The UEA Drama Society have provided me with some entertaining moments and innovative new works in the shows that I have reviewed, but their latest production is more ambitious in terms of scale while being more conventional in origin.

Sweet Charity is a large scale musical first produced in 1966 by Cy Coleman, Dorothy Fields and Neil Simon which is itself derived from the 1957 Federico Fellini film Nights of Cabiria. The film was an earthy Italian production telling the story of a prostitute looking for love, unsurprisingly the American text for the musical is somewhat bowdlerised and our heroine Charity Hope Valentine (Ella D’Arcy Jones) is a nightclub hostess who dances for paying clients. While the story does describe a world of transactional relationships this production offers nothing too tawdry for a family audience to enjoy.

Charity dances for tips but dreams of romance. At the very start we see her putting words into the mouth of her sullen boyfriend as an attempt to promote his wooing of her, instead he pushes her in a lake and nicks her handbag. Her ‘family’ of fellow dancers poke fun at her naivety but offer her support and friendship throughout yet they all seem to be cynically doomed to stay in their trade forever.

Charity has a little adventure with a film star who picks her up in a cafe – and here this production has a twist as the originally male star is now Vittoria (Ash Strain) who has had a tiff with her live in lover Ursula (Phil Edwards). Vittoria takes her to dinner and then back to her apartment where Charity demands a souvenir of her visit to show the other girls. However Ursula returns apologising so Charity is bundled into a closet and has to watch Ursula and Vittoria making love, before being escorted out of the closet the next morning.

Charity resolves to broaden her cultural horizons and finds herself stuck in a broken down college lift with shy tax accountant Oscar Lindquist (Seàn Bennett) who has a panic attack as the lights out out. She calms and comforts him while also establishing that he is unmarried. When they escape he take her to a frankly loopy hippie church where events are conducted by Daddy Brubeck (Sabrina Hassan). They date for some weeks and get closer and decide to marry. But will he overcome his worry about her previous lifestyle?

This 18 strong cast give a lively and hugely enjoyable performance supported by a 13 strong on stage orchestra. The music is lively and the dancing complex and well executed, even though for some of the cast this is a new set of stage challenges to be mastered.

Ella D’Arcy Jones is on stage almost throughout the show and her enthusiasm and energy do not falter for an instant. She gives Charity an infectious humanity and wins over the audience from the very start. She manages to remain credible in spite of the moral confusion of the role of Charity as part streetwise nightclub girl and part innocent romantic. She radiates an energy and warmth to the rest of this large cast and helps them to keep focused even in the most minor of vignettes.

Her two main showgirl pals are Nicky and Helene (Keanna Bloomfield and Ellie Martland) who combine suitably world weary resignation with some comic lines and effortless singing. The Director Molly Farley has clearly taken time to help each cast member develop a clear and distinct character, sometimes two or three from the same actor.

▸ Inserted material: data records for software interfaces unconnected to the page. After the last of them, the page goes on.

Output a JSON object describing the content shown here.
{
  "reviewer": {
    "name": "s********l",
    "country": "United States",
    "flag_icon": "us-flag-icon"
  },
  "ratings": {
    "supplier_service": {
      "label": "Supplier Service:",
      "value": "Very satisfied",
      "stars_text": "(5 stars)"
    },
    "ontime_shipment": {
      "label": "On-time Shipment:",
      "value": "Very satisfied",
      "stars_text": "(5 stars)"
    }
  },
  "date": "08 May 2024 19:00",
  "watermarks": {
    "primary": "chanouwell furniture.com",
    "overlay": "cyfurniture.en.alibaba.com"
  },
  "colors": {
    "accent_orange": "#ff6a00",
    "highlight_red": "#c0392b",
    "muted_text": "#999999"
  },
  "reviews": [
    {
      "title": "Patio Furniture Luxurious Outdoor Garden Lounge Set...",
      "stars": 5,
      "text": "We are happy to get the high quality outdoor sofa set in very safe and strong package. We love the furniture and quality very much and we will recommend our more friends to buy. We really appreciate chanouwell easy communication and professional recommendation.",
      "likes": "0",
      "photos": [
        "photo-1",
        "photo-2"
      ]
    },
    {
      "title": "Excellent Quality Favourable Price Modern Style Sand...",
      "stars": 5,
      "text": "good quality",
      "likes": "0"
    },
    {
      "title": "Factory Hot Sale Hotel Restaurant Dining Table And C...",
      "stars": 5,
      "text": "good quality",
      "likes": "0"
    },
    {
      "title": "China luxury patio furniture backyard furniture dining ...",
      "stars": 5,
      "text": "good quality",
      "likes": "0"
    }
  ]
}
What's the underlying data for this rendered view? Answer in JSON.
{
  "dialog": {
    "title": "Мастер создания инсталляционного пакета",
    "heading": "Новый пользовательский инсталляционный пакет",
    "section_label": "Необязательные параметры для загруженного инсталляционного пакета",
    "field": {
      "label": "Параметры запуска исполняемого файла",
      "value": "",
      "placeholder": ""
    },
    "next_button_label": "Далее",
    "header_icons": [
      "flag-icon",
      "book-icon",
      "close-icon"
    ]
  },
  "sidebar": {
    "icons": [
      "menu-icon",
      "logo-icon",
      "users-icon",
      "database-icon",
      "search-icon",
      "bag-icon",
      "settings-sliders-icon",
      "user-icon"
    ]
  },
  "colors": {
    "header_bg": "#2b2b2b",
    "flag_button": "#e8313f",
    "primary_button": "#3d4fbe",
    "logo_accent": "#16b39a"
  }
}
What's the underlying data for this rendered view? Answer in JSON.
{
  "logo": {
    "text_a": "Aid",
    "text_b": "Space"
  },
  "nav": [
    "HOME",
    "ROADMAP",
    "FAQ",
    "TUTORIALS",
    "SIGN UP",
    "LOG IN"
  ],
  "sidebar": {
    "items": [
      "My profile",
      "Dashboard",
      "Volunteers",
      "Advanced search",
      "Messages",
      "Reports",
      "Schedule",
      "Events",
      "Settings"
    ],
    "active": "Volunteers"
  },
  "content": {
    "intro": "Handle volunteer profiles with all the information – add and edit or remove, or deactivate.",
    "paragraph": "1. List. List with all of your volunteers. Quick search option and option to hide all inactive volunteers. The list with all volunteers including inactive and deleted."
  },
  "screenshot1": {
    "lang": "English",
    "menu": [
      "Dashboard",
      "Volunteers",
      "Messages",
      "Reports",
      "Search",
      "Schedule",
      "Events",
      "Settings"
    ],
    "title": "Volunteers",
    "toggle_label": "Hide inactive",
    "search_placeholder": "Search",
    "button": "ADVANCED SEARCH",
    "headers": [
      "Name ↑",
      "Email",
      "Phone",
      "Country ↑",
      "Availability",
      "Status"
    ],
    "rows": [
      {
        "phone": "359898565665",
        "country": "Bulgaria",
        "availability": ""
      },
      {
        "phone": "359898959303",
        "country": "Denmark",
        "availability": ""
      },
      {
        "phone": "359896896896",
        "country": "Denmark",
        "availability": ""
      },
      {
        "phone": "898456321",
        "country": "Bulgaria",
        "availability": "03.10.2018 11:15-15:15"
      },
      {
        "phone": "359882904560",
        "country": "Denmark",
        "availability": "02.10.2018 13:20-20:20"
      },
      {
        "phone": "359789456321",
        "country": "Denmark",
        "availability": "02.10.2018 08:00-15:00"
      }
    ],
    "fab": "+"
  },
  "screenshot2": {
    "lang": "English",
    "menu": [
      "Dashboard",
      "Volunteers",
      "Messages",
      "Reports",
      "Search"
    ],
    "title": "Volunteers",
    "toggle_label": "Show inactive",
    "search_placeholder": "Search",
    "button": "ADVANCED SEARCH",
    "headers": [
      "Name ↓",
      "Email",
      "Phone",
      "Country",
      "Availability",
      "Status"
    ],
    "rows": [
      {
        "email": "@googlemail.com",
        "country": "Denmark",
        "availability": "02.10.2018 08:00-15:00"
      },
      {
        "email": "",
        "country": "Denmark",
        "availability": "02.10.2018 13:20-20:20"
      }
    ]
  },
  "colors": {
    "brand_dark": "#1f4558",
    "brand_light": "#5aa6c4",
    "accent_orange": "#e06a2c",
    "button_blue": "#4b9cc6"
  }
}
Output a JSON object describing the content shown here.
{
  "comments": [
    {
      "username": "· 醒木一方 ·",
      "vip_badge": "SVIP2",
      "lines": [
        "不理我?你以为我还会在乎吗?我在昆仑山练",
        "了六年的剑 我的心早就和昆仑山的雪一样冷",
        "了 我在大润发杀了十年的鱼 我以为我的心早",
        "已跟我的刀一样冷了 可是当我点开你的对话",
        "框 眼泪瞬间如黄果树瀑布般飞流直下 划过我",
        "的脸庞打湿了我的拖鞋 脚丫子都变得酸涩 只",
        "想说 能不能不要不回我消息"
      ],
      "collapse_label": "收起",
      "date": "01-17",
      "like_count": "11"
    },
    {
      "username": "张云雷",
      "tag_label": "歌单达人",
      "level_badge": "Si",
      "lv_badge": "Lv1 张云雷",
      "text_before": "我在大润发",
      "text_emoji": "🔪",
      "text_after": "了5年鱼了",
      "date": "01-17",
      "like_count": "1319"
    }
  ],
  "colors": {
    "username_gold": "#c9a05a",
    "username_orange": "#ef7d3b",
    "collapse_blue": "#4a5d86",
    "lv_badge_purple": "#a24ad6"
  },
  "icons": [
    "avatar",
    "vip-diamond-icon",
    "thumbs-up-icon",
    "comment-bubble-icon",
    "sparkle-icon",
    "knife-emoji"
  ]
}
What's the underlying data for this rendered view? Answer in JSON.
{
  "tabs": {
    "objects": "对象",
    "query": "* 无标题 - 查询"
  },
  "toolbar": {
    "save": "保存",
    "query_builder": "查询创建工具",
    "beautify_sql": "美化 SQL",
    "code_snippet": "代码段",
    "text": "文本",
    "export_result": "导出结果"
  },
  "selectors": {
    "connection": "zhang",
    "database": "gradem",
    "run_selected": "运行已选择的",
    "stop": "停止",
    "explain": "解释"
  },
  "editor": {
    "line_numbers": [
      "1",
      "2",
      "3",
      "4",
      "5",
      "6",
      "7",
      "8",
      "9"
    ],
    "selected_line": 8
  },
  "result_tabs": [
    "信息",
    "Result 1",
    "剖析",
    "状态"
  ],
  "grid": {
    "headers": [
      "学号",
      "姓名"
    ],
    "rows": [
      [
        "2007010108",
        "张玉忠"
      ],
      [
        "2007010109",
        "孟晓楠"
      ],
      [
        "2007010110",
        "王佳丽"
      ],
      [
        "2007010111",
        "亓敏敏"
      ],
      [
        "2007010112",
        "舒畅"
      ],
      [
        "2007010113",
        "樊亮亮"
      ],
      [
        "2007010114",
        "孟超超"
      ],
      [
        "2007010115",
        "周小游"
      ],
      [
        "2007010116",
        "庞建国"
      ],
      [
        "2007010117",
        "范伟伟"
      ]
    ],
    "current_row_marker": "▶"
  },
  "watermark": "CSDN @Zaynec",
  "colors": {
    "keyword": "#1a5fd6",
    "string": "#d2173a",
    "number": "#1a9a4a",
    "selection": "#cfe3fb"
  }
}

I liked George Majin as Herman, the tetchy owner of the failing Fandango nightclub, who tries to be authoritarian but cannot stop his human side popping out. Ash Strain clearly enjoyed the role of film star vamp Vittoria Vidal and topped her contribution with a fine bit of singing, while Phil Edwards was convincing as her on off paramour Ursula.

This lively show is great fun and will send you home smiling. The cast were perhaps a little self conscious at the very start but soon got their confidence and threw themselves enthusiastically into roles great and small. Changing the film star from male to female perks up this show, but it remains rooted in heteronormative American values where a woman needs a man to be complete and stable marriage is their ultimate aim. While the end of the show  completes a circular theme with the start it is also rather dispiriting, giving credence to the popular prejudice that women in the entertainment industry are somehow immoral. With the lively music and action of this show it would be nice to see an updating which reflected the real perceptions of women today with a more uplifting denouement.

It would be good to see this show in a proper theatre venue with decent front of house facilities. While the performing space is well equipped and comfortable the waiting space and audience facilities in the UEA Drama studio make the arrival and interval times a bit of a trial. However none of my discomfort reflects on the achievement of this University company of young performers who work well together to give us a very entertaining evening. The simple and straightforward staging has created a show which could easily be taken on tour, and with all the work that the crew have put into it they deserve a wider audience.

© Julian Swainson 2019